One of those who spoke out was William C. Thompson of Brooklyn. Ron Howell, associate professor in English at Brooklyn College, said Mr. Thompson was one of several African American lawyers who made up the United Action Democratic Association, an organization that advanced minority political power in New York City.
Bertram Baker, the maternal grandfather of Mr. Howell, led the United Action Democratic Association.
Mr. Thompson, a pioneering civil rights figure who maintained a home in Mattituck and served on the Southold Town Ethics Board, died of complications of colon cancer Dec. 24 at his home in Brooklyn Heights. He was 94. His funeral, held in Brooklyn, was a “celebration of life,” according to former Southold Town Board member Bill Edwards said. Mayor Bill de Blasio spoke at the service.

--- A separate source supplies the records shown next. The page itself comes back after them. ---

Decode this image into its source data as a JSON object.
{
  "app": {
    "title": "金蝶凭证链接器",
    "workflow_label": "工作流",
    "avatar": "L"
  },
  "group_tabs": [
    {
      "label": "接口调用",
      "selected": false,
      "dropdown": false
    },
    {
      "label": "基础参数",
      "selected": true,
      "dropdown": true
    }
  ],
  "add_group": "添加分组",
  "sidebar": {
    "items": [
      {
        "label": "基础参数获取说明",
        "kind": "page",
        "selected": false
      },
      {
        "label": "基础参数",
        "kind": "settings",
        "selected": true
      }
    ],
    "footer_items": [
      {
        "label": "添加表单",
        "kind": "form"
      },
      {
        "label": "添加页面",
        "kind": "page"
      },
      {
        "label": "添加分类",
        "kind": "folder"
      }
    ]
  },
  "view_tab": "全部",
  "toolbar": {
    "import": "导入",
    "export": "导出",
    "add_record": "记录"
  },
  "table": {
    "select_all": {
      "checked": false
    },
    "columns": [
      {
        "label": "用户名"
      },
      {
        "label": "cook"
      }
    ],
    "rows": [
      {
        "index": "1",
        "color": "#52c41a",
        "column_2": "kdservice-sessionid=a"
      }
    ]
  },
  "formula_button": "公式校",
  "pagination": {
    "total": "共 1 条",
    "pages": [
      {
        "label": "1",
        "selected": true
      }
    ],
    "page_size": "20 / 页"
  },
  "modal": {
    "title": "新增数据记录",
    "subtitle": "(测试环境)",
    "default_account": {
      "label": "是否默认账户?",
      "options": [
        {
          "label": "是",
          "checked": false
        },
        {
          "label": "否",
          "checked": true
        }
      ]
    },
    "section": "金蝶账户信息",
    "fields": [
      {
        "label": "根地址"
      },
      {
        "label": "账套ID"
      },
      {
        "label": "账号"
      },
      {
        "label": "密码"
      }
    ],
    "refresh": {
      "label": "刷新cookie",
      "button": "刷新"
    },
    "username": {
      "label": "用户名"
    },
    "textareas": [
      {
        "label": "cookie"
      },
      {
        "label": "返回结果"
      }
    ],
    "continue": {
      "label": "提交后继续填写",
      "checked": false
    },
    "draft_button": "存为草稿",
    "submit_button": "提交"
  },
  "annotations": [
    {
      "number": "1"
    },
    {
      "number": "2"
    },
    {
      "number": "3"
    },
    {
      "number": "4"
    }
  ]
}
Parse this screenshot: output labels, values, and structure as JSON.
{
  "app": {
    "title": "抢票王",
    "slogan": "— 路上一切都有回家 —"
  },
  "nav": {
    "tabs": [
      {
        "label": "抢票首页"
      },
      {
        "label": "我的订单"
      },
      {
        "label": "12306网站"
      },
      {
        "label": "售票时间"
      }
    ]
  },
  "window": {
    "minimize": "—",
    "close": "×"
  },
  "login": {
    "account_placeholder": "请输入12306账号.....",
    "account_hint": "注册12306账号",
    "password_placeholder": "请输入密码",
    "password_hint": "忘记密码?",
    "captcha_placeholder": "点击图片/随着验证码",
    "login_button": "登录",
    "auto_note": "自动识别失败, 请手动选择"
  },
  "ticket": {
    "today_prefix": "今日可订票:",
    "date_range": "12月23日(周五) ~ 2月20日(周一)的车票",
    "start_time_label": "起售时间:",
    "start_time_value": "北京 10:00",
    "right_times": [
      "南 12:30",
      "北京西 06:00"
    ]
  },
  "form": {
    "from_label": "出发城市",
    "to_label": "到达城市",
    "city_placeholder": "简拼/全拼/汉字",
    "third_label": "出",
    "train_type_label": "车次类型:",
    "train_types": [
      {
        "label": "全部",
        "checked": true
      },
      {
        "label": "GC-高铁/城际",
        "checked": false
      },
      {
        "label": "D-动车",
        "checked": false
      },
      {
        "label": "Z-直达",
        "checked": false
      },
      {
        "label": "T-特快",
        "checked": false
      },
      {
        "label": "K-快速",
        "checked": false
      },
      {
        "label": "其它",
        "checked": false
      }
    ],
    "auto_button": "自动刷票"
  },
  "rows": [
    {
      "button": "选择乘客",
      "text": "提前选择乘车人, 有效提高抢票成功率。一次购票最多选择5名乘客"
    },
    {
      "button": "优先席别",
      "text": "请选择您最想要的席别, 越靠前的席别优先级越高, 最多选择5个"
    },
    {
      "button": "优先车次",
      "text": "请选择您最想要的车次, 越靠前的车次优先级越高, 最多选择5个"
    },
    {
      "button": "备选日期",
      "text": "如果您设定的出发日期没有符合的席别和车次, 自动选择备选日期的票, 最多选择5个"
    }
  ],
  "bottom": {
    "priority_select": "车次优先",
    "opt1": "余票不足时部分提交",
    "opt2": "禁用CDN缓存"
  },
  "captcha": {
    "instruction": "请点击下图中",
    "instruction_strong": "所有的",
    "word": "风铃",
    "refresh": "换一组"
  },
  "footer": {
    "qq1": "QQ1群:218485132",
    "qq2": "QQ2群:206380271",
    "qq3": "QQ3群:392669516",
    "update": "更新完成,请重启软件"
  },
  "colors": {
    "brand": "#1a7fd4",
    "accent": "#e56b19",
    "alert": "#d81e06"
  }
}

Mr. Howell said his grandfather opened doors for African Americans from Brooklyn — including his protege, Mr. Thompson — and allowed them to seek positions as elected officials and judges. In 1948, Mr. Baker became the first black elected official to hold political office in Brooklyn’s history, representing Bedford-Stuyvesant in the State Assembly.
That same year, Mr. Thompson received a degree in political science from Brooklyn College and later graduated from Brooklyn Law School, according to Mr. Edwards. He served in the army in 1943 with the 92nd Infantry Division in Italy during World War II, Mr. Edwards said. Former Southold Town Democratic Committee chairman Art Tillman said Mr. Thompson called himself a “buffalo soldier” after his army experience. The title was given to members of the African American cavalry regiments of the United States army who served from 1867 to 1896.
In 1964, Mr. Thompson became the first black state senator elected from Brooklyn, Mr. Edwards said.
Mr. Thompson married Elaine Allen and had two children: Gail Thompson and Bill Thompson, a political figure who served as the 42nd Comptroller of New York City and president of the New York City Board of Education.
Mr. Thompson was on the City Council from 1969 to 1973. He was named the administrative judge of the Supreme Court in 1974. During this time, he became a leader of the Democratic party of Brooklyn when he was elected chairman of the Kings County Democratic Committee. In 1978, he was named the assistant administrative judge of the Supreme Court in Brooklyn and Staten Island. Two years later he was named the first black associate justice appointed to the Appellate Division of the Second Judicial Department in Brooklyn.
“Thompson, upon becoming a judge, left his mark on the New York State judiciary and was ever after, even upon his death, referred to with deference and respect as the Judge,” Mr. Howell wrote in an email.
But Mr. Thompson wasn’t strictly a Brooklynite. Mr. Thompson spent some of his time on the North Fork — in his second home on South Drive in Mattituck.
“Out here, it was an escape for him,” Mr. Edwards said.
His home, on Mattituck Inlet, was the scene of memorable parties every August with roughly 100 attendees, Mr. Tillman said.
“You had all these people from Brooklyn, who clearly thought they were out in the prairie,” Mr. Edwards recalled. “It was almost like they wanted to kiss the ring … they wanted to show up because William was such a legendary man.”